They Were Here First: American Indian Tribes, Race, And The Constitutional Minimum, Sarah Krakoff Jan 2017

They Were Here First: American Indian Tribes, Race, And The Constitutional Minimum, Sarah Krakoff

Articles

In American law, Native nations (denominated in the Constitution and elsewhere as “tribes”) are sovereigns with a direct relationship with the federal government. Tribes’ governmental status situates them differently from other minority groups for many legal purposes, including equal protection analysis. Under current equal protection doctrine, classifications that further the federal government’s unique relationship with tribes and their members are subject to rationality review. Yet this deferential approach has recently been subject to criticism and is currently being challenged in the courts. Swept up in the larger drift toward colorblind or race-neutral understandings of the Constitution, advocates and commentators ...


Inextricably Political: Race, Membership, And Tribal Sovereignty, Sarah Krakoff Jan 2012

Inextricably Political: Race, Membership, And Tribal Sovereignty, Sarah Krakoff

Articles

Courts address equal protection questions about the distinct legal treatment of American Indian tribes in the following dichotomous way: are classifications concerning American Indians "racial or political?" If the classification is political (i.e., based on federally recognized tribal status or membership in a federally recognized tribe) then courts will not subject it to heightened scrutiny. If the classification is racial rather than political, then courts may apply heightened scrutiny. This Article challenges the dichotomy itself. The legal categories "tribe" and "tribal member" are themselves political, and reflect the ways in which tribes and tribal members have been racialized by ...


Documentary Disenfranchisement, Jessie Allen Jan 2011

Documentary Disenfranchisement, Jessie Allen

Articles

In the generally accepted picture of criminal disenfranchisement in the United States today, permanent voting bans are rare. Laws on the books in most states now provide that people with criminal convictions regain their voting rights after serving their sentences. This Article argues that the legal reality may be significantly different. Interviews conducted with county election officials in New York suggest that administrative practices sometimes transform temporary voting bans into lifelong disenfranchisement. Such de facto permanent disenfranchisement has significant political, legal, and cultural implications. Politically, it undermines the comforting story that states’ legislative reforms have ameliorated the antidemocratic interaction of ...

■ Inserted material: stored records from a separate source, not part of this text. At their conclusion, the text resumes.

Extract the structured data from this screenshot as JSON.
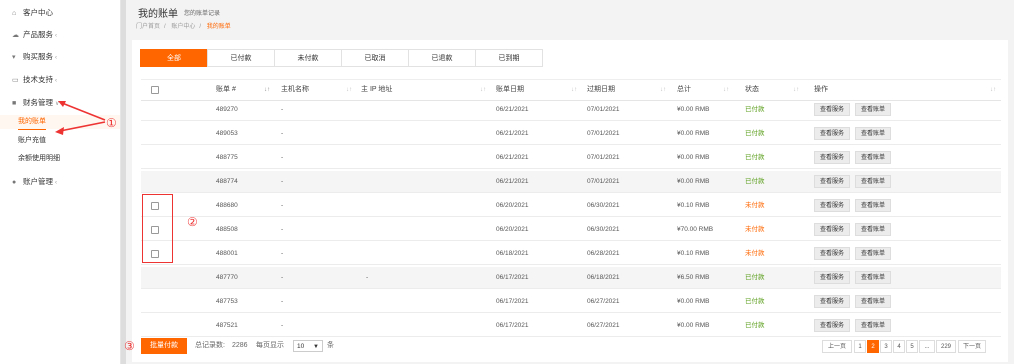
{
  "sidebar": {
    "items": [
      {
        "icon": "home-icon",
        "label": "客户中心",
        "chevron": ""
      },
      {
        "icon": "cloud-icon",
        "label": "产品服务",
        "chevron": "‹"
      },
      {
        "icon": "cart-icon",
        "label": "购买服务",
        "chevron": "‹"
      },
      {
        "icon": "monitor-icon",
        "label": "技术支持",
        "chevron": "‹"
      },
      {
        "icon": "briefcase-icon",
        "label": "财务管理",
        "chevron": "∨"
      },
      {
        "icon": "user-icon",
        "label": "账户管理",
        "chevron": "‹"
      }
    ],
    "sub_items": [
      "我的账单",
      "账户充值",
      "余额使用明细"
    ]
  },
  "header": {
    "title": "我的账单",
    "subtitle": "您的账单记录",
    "breadcrumb": [
      "门户首页",
      "账户中心",
      "我的账单"
    ],
    "separators": [
      "/",
      "/"
    ]
  },
  "tabs": [
    "全部",
    "已付款",
    "未付款",
    "已取消",
    "已退款",
    "已到期"
  ],
  "table": {
    "columns": [
      "账单 #",
      "主机名称",
      "主 IP 地址",
      "账单日期",
      "过期日期",
      "总计",
      "状态",
      "操作"
    ],
    "rows": [
      {
        "id": "489270",
        "host": "-",
        "ip": "",
        "bill_date": "06/21/2021",
        "due_date": "07/01/2021",
        "total": "¥0.00 RMB",
        "status": "已付款",
        "status_type": "paid",
        "checkbox": false
      },
      {
        "id": "489053",
        "host": "-",
        "ip": "",
        "bill_date": "06/21/2021",
        "due_date": "07/01/2021",
        "total": "¥0.00 RMB",
        "status": "已付款",
        "status_type": "paid",
        "checkbox": false
      },
      {
        "id": "488775",
        "host": "-",
        "ip": "",
        "bill_date": "06/21/2021",
        "due_date": "07/01/2021",
        "total": "¥0.00 RMB",
        "status": "已付款",
        "status_type": "paid",
        "checkbox": false
      },
      {
        "id": "488774",
        "host": "-",
        "ip": "",
        "bill_date": "06/21/2021",
        "due_date": "07/01/2021",
        "total": "¥0.00 RMB",
        "status": "已付款",
        "status_type": "paid",
        "checkbox": false
      },
      {
        "id": "488680",
        "host": "-",
        "ip": "",
        "bill_date": "06/20/2021",
        "due_date": "06/30/2021",
        "total": "¥0.10 RMB",
        "status": "未付款",
        "status_type": "unpaid",
        "checkbox": true
      },
      {
        "id": "488508",
        "host": "-",
        "ip": "",
        "bill_date": "06/20/2021",
        "due_date": "06/30/2021",
        "total": "¥70.00 RMB",
        "status": "未付款",
        "status_type": "unpaid",
        "checkbox": true
      },
      {
        "id": "488001",
        "host": "-",
        "ip": "",
        "bill_date": "06/18/2021",
        "due_date": "06/28/2021",
        "total": "¥0.10 RMB",
        "status": "未付款",
        "status_type": "unpaid",
        "checkbox": true
      },
      {
        "id": "487770",
        "host": "-",
        "ip": "-",
        "bill_date": "06/17/2021",
        "due_date": "06/18/2021",
        "total": "¥6.50 RMB",
        "status": "已付款",
        "status_type": "paid",
        "checkbox": false
      },
      {
        "id": "487753",
        "host": "-",
        "ip": "",
        "bill_date": "06/17/2021",
        "due_date": "06/27/2021",
        "total": "¥0.00 RMB",
        "status": "已付款",
        "status_type": "paid",
        "checkbox": false
      },
      {
        "id": "487521",
        "host": "-",
        "ip": "",
        "bill_date": "06/17/2021",
        "due_date": "06/27/2021",
        "total": "¥0.00 RMB",
        "status": "已付款",
        "status_type": "paid",
        "checkbox": false
      }
    ],
    "action_view": "查看服务",
    "action_bill": "查看账单"
  },
  "footer": {
    "bulk_pay": "批量付款",
    "total_label": "总记录数:",
    "total_count": "2286",
    "per_page_label": "每页显示",
    "per_page": "10",
    "unit": "条"
  },
  "pagination": [
    "上一页",
    "1",
    "2",
    "3",
    "4",
    "5",
    "...",
    "229",
    "下一页"
  ],
  "annotations": [
    "①",
    "②",
    "③"
  ],
  "colors": {
    "accent": "#ff6600",
    "paid": "#5a9e1a",
    "annotation": "#e33333"
  }
}
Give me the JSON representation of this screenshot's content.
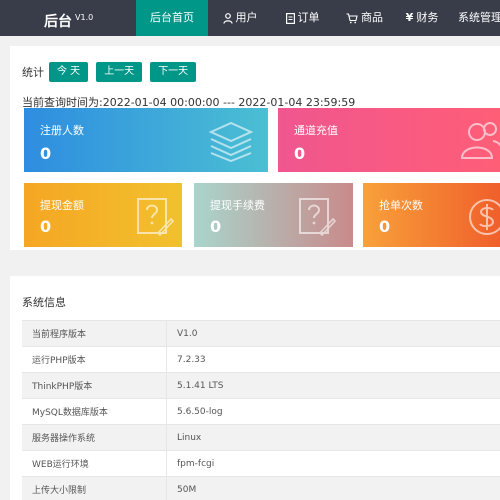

Brief Of Lone Wolf, Principal Chief Of The Kiowas, To The Supreme Court Of The American Indian Nations, S. James Anaya Jan 1997

Brief Of Lone Wolf, Principal Chief Of The Kiowas, To The Supreme Court Of The American Indian Nations, S. James Anaya

Articles

No abstract provided.


Name-Calling And The Clear Error Rule, Robert F. Nagel Jan 1993

Name-Calling And The Clear Error Rule, Robert F. Nagel

Articles

No abstract provided.


Teaching Tolerance, Robert F. Nagel Jan 1987

Teaching Tolerance, Robert F. Nagel

Articles

No abstract provided.


Freedom Of Speech As Therapy, Pierre Schlag Jan 1986

Freedom Of Speech As Therapy, Pierre Schlag

Articles

No abstract provided.